App and web page records:
++++++++++
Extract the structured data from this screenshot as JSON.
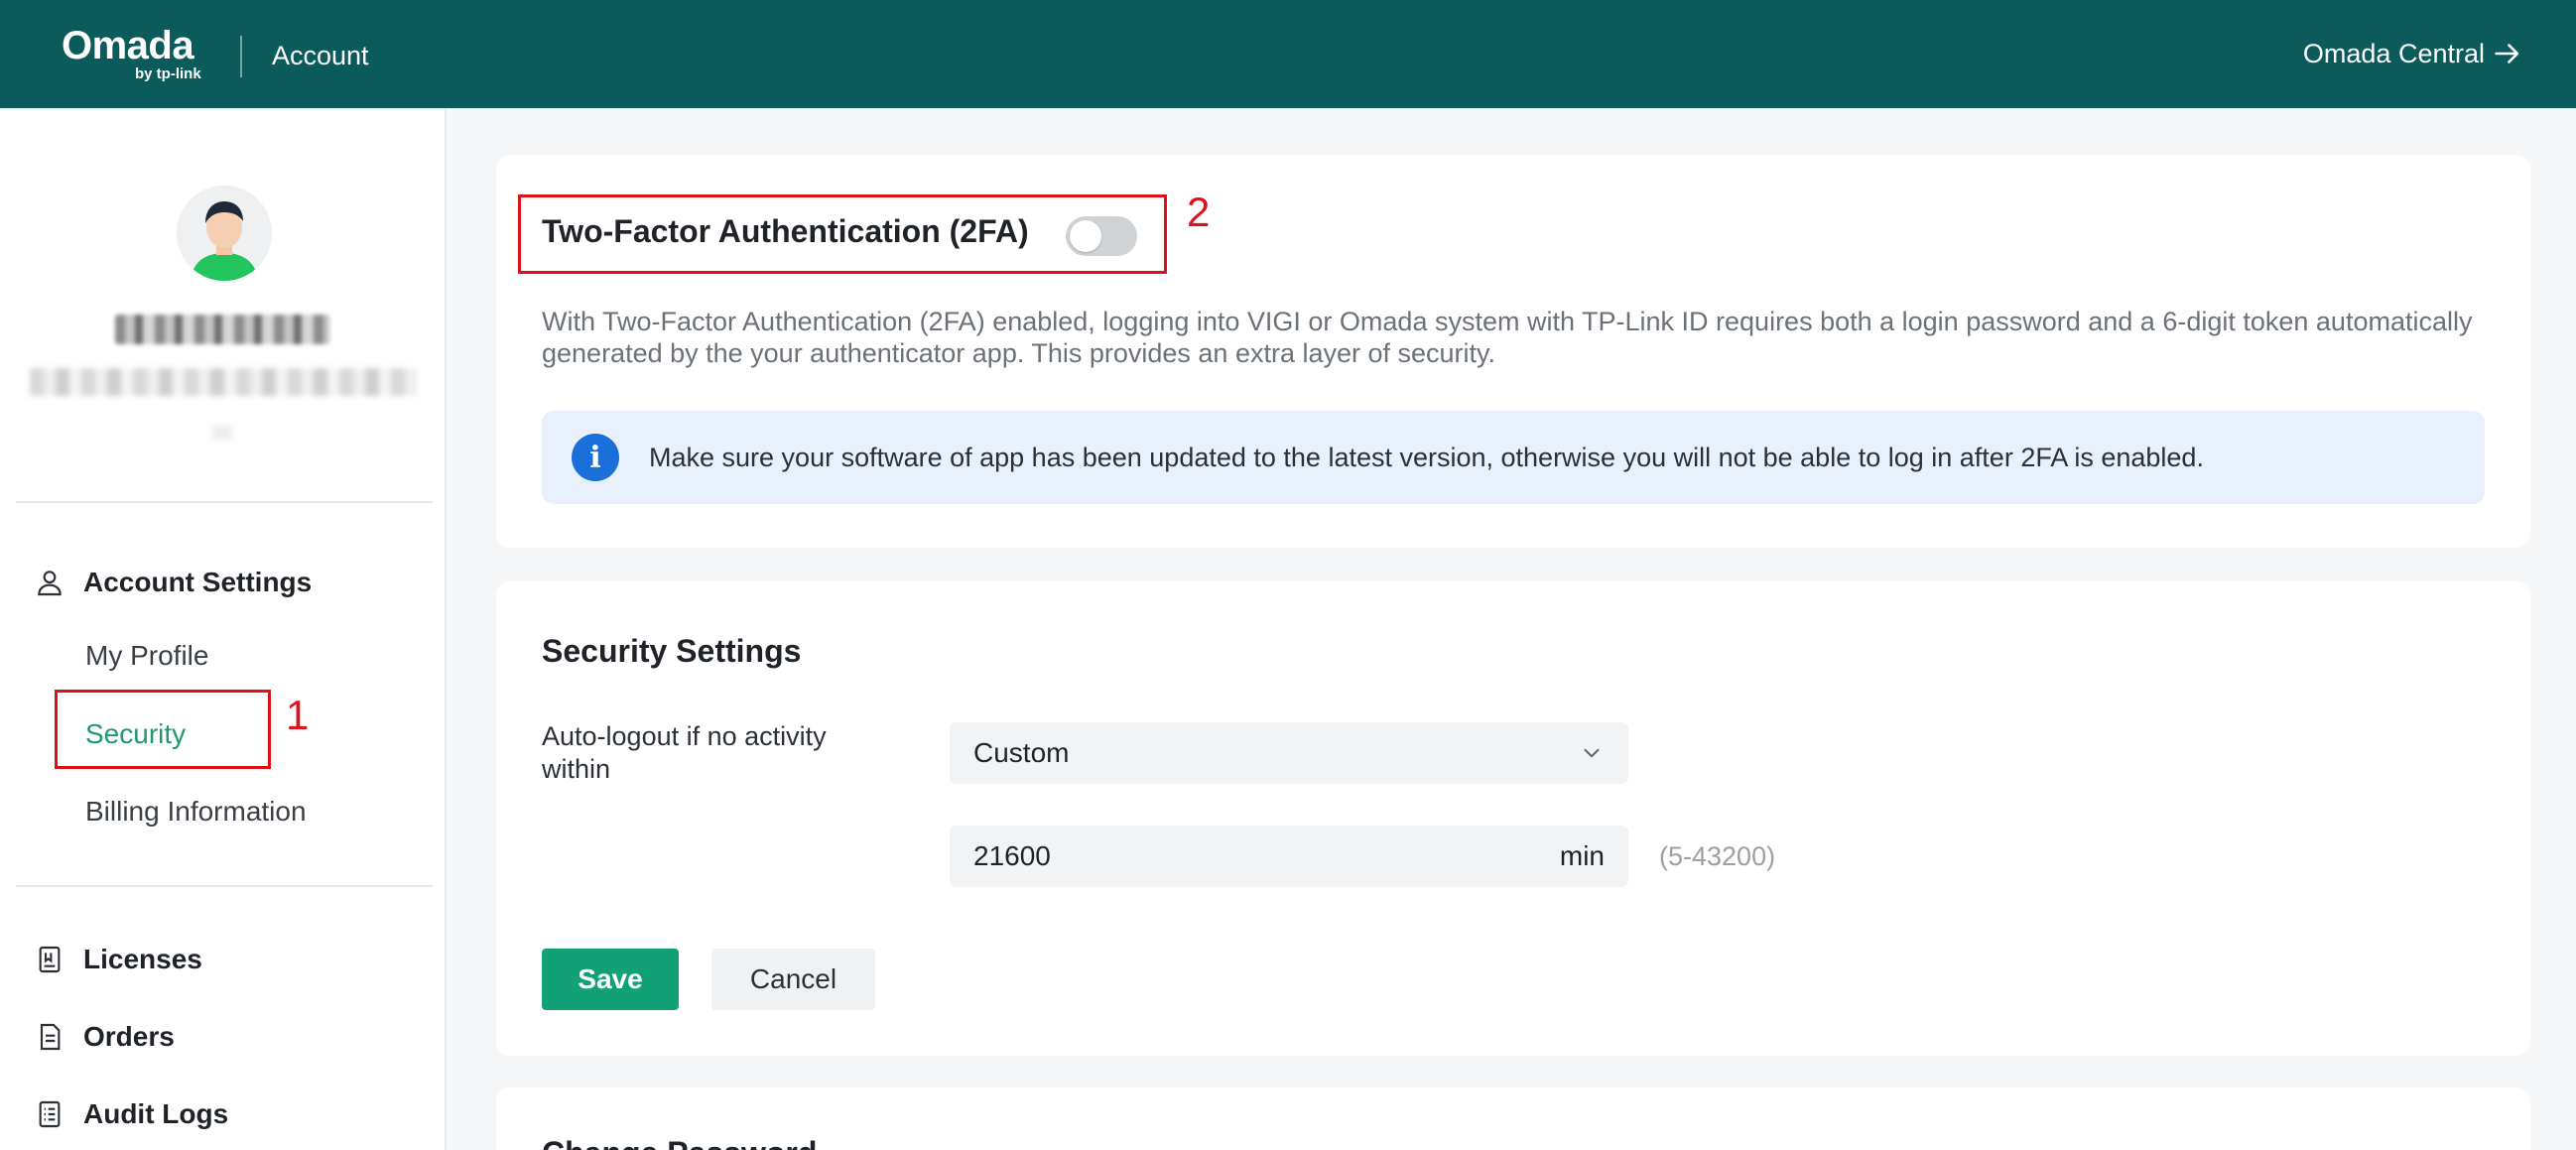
{
  "header": {
    "brand": "Omada",
    "brand_sub": "by tp-link",
    "section": "Account",
    "central_link": "Omada Central"
  },
  "sidebar": {
    "groups": [
      {
        "label": "Account Settings",
        "icon": "user-icon"
      }
    ],
    "items": [
      {
        "label": "My Profile"
      },
      {
        "label": "Security",
        "active": true
      },
      {
        "label": "Billing Information"
      }
    ],
    "links": [
      {
        "label": "Licenses",
        "icon": "license-icon"
      },
      {
        "label": "Orders",
        "icon": "document-icon"
      },
      {
        "label": "Audit Logs",
        "icon": "list-icon"
      }
    ]
  },
  "annotations": {
    "mark_1": "1",
    "mark_2": "2"
  },
  "twofa": {
    "title": "Two-Factor Authentication (2FA)",
    "enabled": false,
    "description": "With Two-Factor Authentication (2FA) enabled, logging into VIGI or Omada system with TP-Link ID requires both a login password and a 6-digit token automatically generated by the your authenticator app. This provides an extra layer of security.",
    "notice": "Make sure your software of app has been updated to the latest version, otherwise you will not be able to log in after 2FA is enabled."
  },
  "security_settings": {
    "title": "Security Settings",
    "auto_logout_label": "Auto-logout if no activity within",
    "auto_logout_selected": "Custom",
    "minutes_value": "21600",
    "minutes_unit": "min",
    "range_hint": "(5-43200)",
    "save_label": "Save",
    "cancel_label": "Cancel"
  },
  "change_password": {
    "title": "Change Password"
  },
  "colors": {
    "header_bg": "#0b5b5c",
    "accent_green": "#12a176",
    "active_text": "#1d9a73",
    "highlight_red": "#e0101a",
    "notice_bg": "#e7f0fb",
    "info_blue": "#1a6fd8"
  }
}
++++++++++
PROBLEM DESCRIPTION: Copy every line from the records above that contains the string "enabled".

ANSWER SECTION:
    "enabled": false,
    "description": "With Two-Factor Authentication (2FA) enabled, logging into VIGI or Omada system with TP-Link ID requires both a login password and a 6-digit token automatically generated by the your authenticator app. This provides an extra layer of security.",
    "notice": "Make sure your software of app has been updated to the latest version, otherwise you will not be able to log in after 2FA is enabled."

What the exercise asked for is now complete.